This webinar gives an overview of The Library Development Guide #5, 2010. (That) "covers the crucial work of building municipal and community support for a building project based on documenting the community's need for a new or expanded building.
The process begins with a thorough information gathering process that helps you assess your facility requirements in terms of meeting the future needs of the community, as captured in the librarys strategic plan."
We hope that you can join us and take the opportunity to ask questions and follow the links provided during the presentation. We are available throughout the course to help you develop a through undestanding of the importance of leading your Library Building Project.
PLAN22 are the authors of The Library Development Guide #5, 2010, ed. SOLS
Planning a new library space or building is a huge undertaking and can take up to 10 years from Strategic Plan to Opening Ceremony in this economic climate. I think the participants that took part in our Work Shop for RCLS got the message.
Thank you to the generous librarians in Ontario who spoke with me and shared your experiences with building a new building and addition. I couldn't have done this without you.
Appreciation as always to Grace and Stephen, Ruth, Eileen, Sue and Dan at RCLS for your help in making me welcome.
To all the RCLS Member Library librarians, staff and trustees who took the time to participate and offer insightful observations and questions, it was a pleasure to spend time with you. I had fun.
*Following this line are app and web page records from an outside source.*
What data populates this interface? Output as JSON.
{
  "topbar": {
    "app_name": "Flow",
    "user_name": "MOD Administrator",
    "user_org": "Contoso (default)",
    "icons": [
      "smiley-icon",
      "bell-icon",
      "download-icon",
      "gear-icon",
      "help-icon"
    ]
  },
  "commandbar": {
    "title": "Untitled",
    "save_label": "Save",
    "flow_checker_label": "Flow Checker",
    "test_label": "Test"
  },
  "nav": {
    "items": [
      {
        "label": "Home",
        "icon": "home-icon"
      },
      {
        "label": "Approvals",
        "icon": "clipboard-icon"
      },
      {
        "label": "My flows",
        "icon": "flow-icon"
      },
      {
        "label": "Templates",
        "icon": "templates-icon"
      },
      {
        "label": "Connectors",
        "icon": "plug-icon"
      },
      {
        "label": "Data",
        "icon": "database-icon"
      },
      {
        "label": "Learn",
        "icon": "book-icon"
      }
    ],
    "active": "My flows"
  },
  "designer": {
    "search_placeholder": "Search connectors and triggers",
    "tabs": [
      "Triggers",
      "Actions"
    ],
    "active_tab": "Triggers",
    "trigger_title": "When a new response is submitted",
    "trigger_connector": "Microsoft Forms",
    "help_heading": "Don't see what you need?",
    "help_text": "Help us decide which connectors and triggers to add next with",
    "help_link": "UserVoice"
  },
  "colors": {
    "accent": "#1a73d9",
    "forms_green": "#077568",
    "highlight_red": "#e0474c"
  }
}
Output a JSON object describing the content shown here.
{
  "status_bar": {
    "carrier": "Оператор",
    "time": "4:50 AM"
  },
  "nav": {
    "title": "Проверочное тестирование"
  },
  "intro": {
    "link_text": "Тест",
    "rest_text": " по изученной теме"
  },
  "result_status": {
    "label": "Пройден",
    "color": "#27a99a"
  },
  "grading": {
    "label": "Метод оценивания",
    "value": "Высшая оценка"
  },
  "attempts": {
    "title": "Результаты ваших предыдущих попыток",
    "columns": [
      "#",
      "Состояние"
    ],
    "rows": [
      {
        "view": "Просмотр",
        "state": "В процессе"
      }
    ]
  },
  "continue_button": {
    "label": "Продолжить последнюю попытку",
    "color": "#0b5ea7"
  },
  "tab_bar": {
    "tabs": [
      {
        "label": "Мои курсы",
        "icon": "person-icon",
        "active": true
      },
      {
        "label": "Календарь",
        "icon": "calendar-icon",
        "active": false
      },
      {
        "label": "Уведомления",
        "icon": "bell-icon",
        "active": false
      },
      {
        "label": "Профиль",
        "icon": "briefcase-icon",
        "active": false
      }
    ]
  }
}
On Friday the 28 March, I am presenting a Workshop to librarians, members of the Ramapo Catskill Library System , about the importance of talking with and listening to users, staff, community and architects throughout the planning phase of a Library Building Project
You cannot effectively communicate with people about your project unless you know what your library needs are in great detail. We always stress the essential element - your Strategic Plan.
A well researched and documented Plan is only the beginnning of the process of planning and building your new library or library space. It is an understatement to say that a project like this will demand of you a great deal of work and personal dedication. A Library Building Project is one of the most demanding and ultimately, rewarding projects you will ever do.
This Workshop outlines in detail the work required so that you will be prepared to answer the questions put to you by your board, the public and your architect throughout the Library Building Project.
I am developing a workshop to demonstrate the value of communicating with your library staff during the planning of a new library or l ibrary space.
I seek examples of successes (and as importantly, failures) that show definitively and with examples of how staff involvement in pre-planning and planning aided your project’s success; or because of the absence of communication with staff, the project did not meet expectations.All communication will be held in strictest confidence.
NYLA e-Bulletin is publishing PLAN22's 11 part series "Strategic Planning @ Your Library".
Members see: The e-Bulletin
PLAN22 delivered our second webinar for the Southern Ontario Library System (SOLS) - Advancing Public Library Leadership (APLL) Institute
We stressed that when a librarian leads the collection of data and the authorship of the library building program - the completed library project will meet the needs of the community and fulfill the Strategic Plan.
Participants in the Southern Ontario Library System (SOLS) - Advancing Public Library Leadership (APLL) Institute, joined their colleagues in our webinar to open up the conversation about the skills required to lead a library building project.
The APLL Institute "is designed to expand and advance the leadership capacity of public library CEOs and managers." The "certificate program takes approximately two years to complete, with participating library staff undergoing independent course work in 12 key areas, complemented by highly interactive classroom sessions."